Curator Melissa Wolfe talks about the inspiration we can all take away from the Columbus Museum of Arts newest exhibition showcasing the work of home town hero George Bellows. George Bellows and the American Experience through January 4, 2014. This exhibition follows on the heels of a major retrospective of the artist organized by the [...]
Starting Today: The First Van Cliburn Competition without Cliburn
The February 2013 death of pianist Van Cliburn marked the end of an era. No longer was the charismatic pianist, whose Cold War-era win at the 1958Â Tchaikovsky International Piano Competition in Moscow no less became the stuff of legend, in our midst.
But the artist’s death also marked the beginning of a new phase in the Van Cliburn International Piano Competition’s history, as the elite quadrennial contest moves forward without its namesake.Â The New York Times reports that the competition’s leadership is considering making some changes in how they do things, from allowing audience voting in addition to scoring by the competition’s judges, to adding behind-the-scenes web features and other online content in order to expand the competition’s visibility. Some have said such changes should be considered in order to bring the Van Cliburn Competition up to date with peer competitions that have more quickly embraced changes in the media landscape.

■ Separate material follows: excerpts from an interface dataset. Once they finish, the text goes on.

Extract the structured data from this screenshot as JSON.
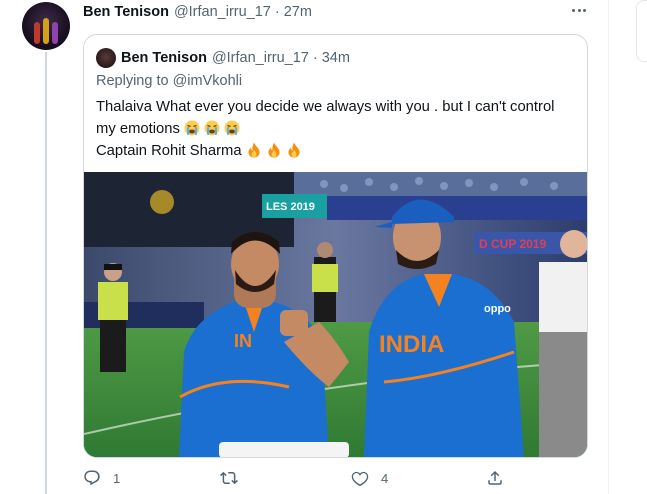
{
  "tweet": {
    "author_name": "Ben Tenison",
    "author_handle": "@Irfan_irru_17",
    "separator": "·",
    "time": "27m",
    "quoted": {
      "author_name": "Ben Tenison",
      "author_handle": "@Irfan_irru_17",
      "separator": "·",
      "time": "34m",
      "replying_label": "Replying to",
      "replying_mention": "@imVkohli",
      "text_line1": "Thalaiva What ever you decide we always with you . but I can't control",
      "text_line2": "my emotions",
      "text_line3": "Captain Rohit Sharma",
      "line2_emoji": [
        "loudly-crying-face",
        "loudly-crying-face",
        "loudly-crying-face"
      ],
      "line3_emoji": [
        "fire",
        "fire",
        "fire"
      ],
      "photo": {
        "jersey_text": "INDIA",
        "banner_text_left": "LES 2019",
        "banner_text_right": "D CUP 2019",
        "sponsor_text": "oppo"
      }
    },
    "actions": {
      "reply_count": "1",
      "retweet_count": "",
      "like_count": "4"
    }
  },
  "colors": {
    "text_primary": "#0f1419",
    "text_secondary": "#536471",
    "border": "#cfd9de",
    "jersey_blue": "#1a6fd1",
    "jersey_orange": "#f58220",
    "pitch_green": "#3f8a3a"
  }
}
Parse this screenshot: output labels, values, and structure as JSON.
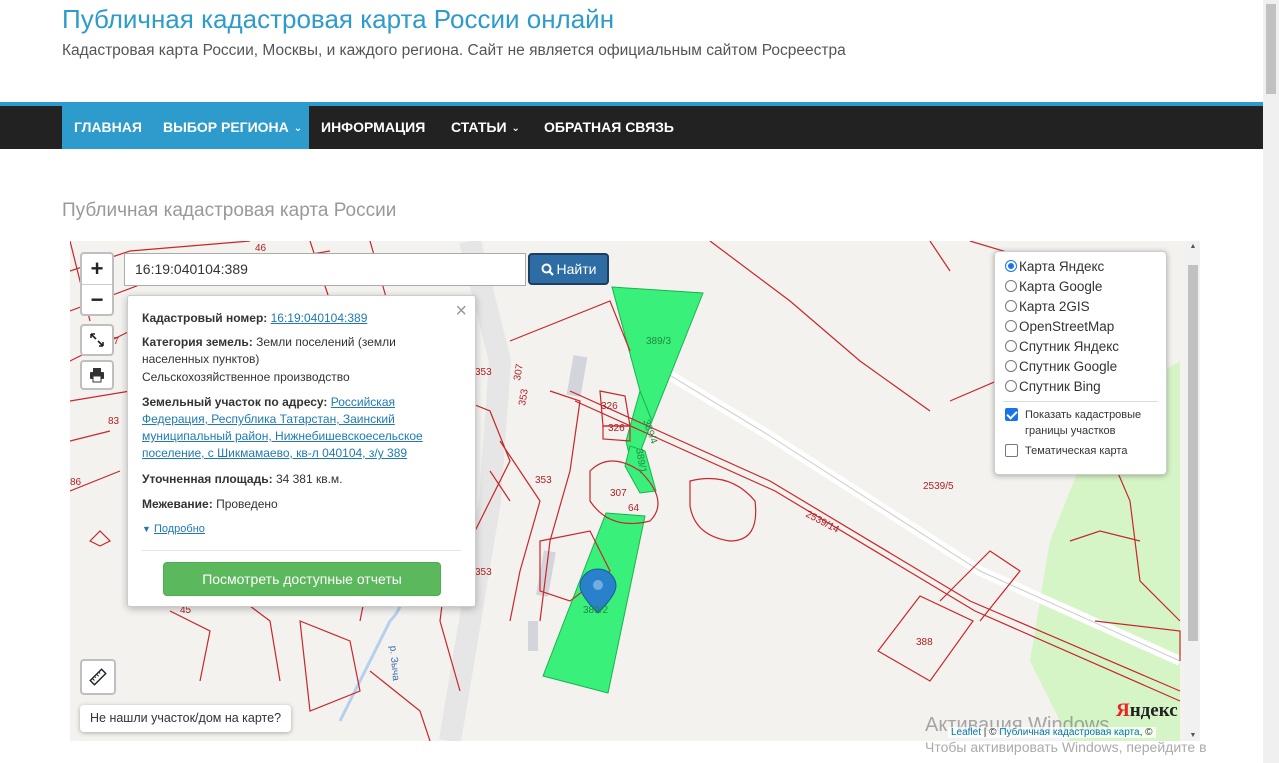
{
  "site": {
    "title": "Публичная кадастровая карта России онлайн",
    "description": "Кадастровая карта России, Москвы, и каждого региона. Сайт не является официальным сайтом Росреестра"
  },
  "nav": {
    "home": "ГЛАВНАЯ",
    "region": "ВЫБОР РЕГИОНА",
    "info": "ИНФОРМАЦИЯ",
    "articles": "СТАТЬИ",
    "feedback": "ОБРАТНАЯ СВЯЗЬ",
    "caret": "⌄"
  },
  "section_title": "Публичная кадастровая карта России",
  "map": {
    "zoom_in": "+",
    "zoom_out": "−",
    "search_value": "16:19:040104:389",
    "search_button": "Найти",
    "not_found_label": "Не нашли участок/дом на карте?",
    "attribution_leaflet": "Leaflet",
    "attribution_sep": " | © ",
    "attribution_link": "Публичная кадастровая карта",
    "attribution_tail": ", ©",
    "yandex_logo_y": "Я",
    "yandex_logo_rest": "ндекс",
    "labels": {
      "l353a": "353",
      "l307a": "307",
      "l353b": "353",
      "l326a": "326",
      "l326b": "326",
      "l3893": "389/3",
      "l3894": "389/4",
      "l3891": "389/1",
      "l353c": "353",
      "l307b": "307",
      "l64": "64",
      "l353d": "353",
      "l3892": "389/2",
      "l25395": "2539/5",
      "l253914": "2539/14",
      "l388": "388",
      "river": "р. Зыча",
      "l46": "46",
      "l83": "83",
      "l86": "86",
      "l45": "45",
      "l37": "37"
    }
  },
  "popup": {
    "close": "×",
    "cad_label": "Кадастровый номер:",
    "cad_value": "16:19:040104:389",
    "category_label": "Категория земель:",
    "category_value": "Земли поселений (земли населенных пунктов)",
    "usage_value": "Сельскохозяйственное производство",
    "address_label": "Земельный участок по адресу:",
    "address_value": "Российская Федерация, Республика Татарстан, Заинский муниципальный район, Нижнебишевскоесельское поселение, с Шикмамаево, кв-л 040104, з/у 389",
    "area_label": "Уточненная площадь:",
    "area_value": "34 381 кв.м.",
    "survey_label": "Межевание:",
    "survey_value": "Проведено",
    "more_link": "Подробно",
    "reports_button": "Посмотреть доступные отчеты"
  },
  "layers": {
    "options": [
      {
        "label": "Карта Яндекс",
        "selected": true
      },
      {
        "label": "Карта Google",
        "selected": false
      },
      {
        "label": "Карта 2GIS",
        "selected": false
      },
      {
        "label": "OpenStreetMap",
        "selected": false
      },
      {
        "label": "Спутник Яндекс",
        "selected": false
      },
      {
        "label": "Спутник Google",
        "selected": false
      },
      {
        "label": "Спутник Bing",
        "selected": false
      }
    ],
    "show_cadastral": "Показать кадастровые границы участков",
    "show_cadastral_checked": true,
    "thematic": "Тематическая карта",
    "thematic_checked": false
  },
  "windows_watermark": {
    "line1": "Активация Windows",
    "line2": "Чтобы активировать Windows, перейдите в"
  },
  "colors": {
    "accent": "#2d9bcc",
    "nav_bg": "#222222",
    "parcel_green": "#39f07a",
    "parcel_line": "#c8272b",
    "report_button": "#5cb85c",
    "search_button": "#2e6da4"
  }
}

Whatever changes might be afoot, the standard of piano playing will likely remain astronomical, as 30 of the finest up-and-coming pianists in the world battle over the next two weeks for a chance at an international concert career.
Read more: With Cliburn Gone, Competition Tries to Adjust (NYT)